What’s going on? Japan is about to toughen the process of purchasing stakes for foreign investors. It is said, that in contrast with the current setting, investors buying more than 1% of a stake will undergo a pre-screening. As of today, the threshold is 10%. However, this should apply only for strategic sectors such as defense industry, nuclear power, aerospace, cybersecurity, telecommunications, gas, … In total, up to 500 companies in 12 sectors should be touched by the planned legislation. It seems to be a part of a wider initiative related to foreign investments. Recently, Diet passed a change in law, that requires more detailed reporting from investors in sectors related to national security, public infrastructure, public safety and protected domestic industries (e.g. agriculture).
Key takeaway. Japanese steps towards toughening the environment for foreign investors have to be seen in the light of global trends. Japan follows policies of the United States and various EU member states, seeking the protection of confidential technologies and strategic industries. CEEs with their dependence on foreign investments and ambivalent stand on Chinese investments are in a very difficult situation. However, seeing the obvious trends, they should reconsider their FDI screening policies.
Why it matters. Japanese FDI inward flow has been growing steadily since the end of the financial crisis, which has been actively encouraged by the government under the Abenomics policy. However, with the rapid growth of the Chinese position as an active investor, economic powers around the world are revising their screening procedures. Strategic sectors are inevitably tied with the Japanese vision of Society 5.0 and their security arrangements. Therefore, tightening the screening processes is understandable. On the other hand, critics are worried about the drop in FDI inflow, which might imperil the fragile Japanese economy. Also, in terms of the overall volume of investments, China didn’t even make it into Top 7 investors. However, the third biggest volume of investments in 2018 came from the Cayman Islands, which makes the situation quite complicated. It is not clear if recent steps are meant to be a preventive measure against potential Chinese actions or are it some form of protectionist move fuelled by major Japanese companies.

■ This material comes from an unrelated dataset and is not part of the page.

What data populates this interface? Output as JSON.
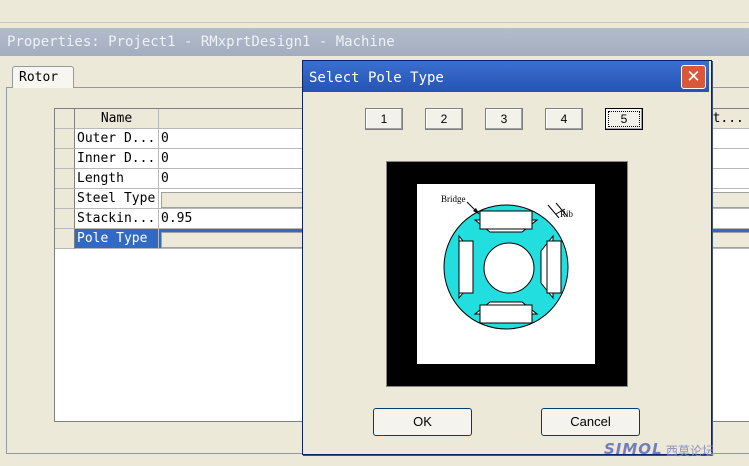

As for the EU, the situation might be a perfect moment for a further increase in cooperation with Japan, especially in terms of strategic sectors. CEE countries have a negative FDI flow with Japan, therefore it won’t affect their relations with Japan in terms of business.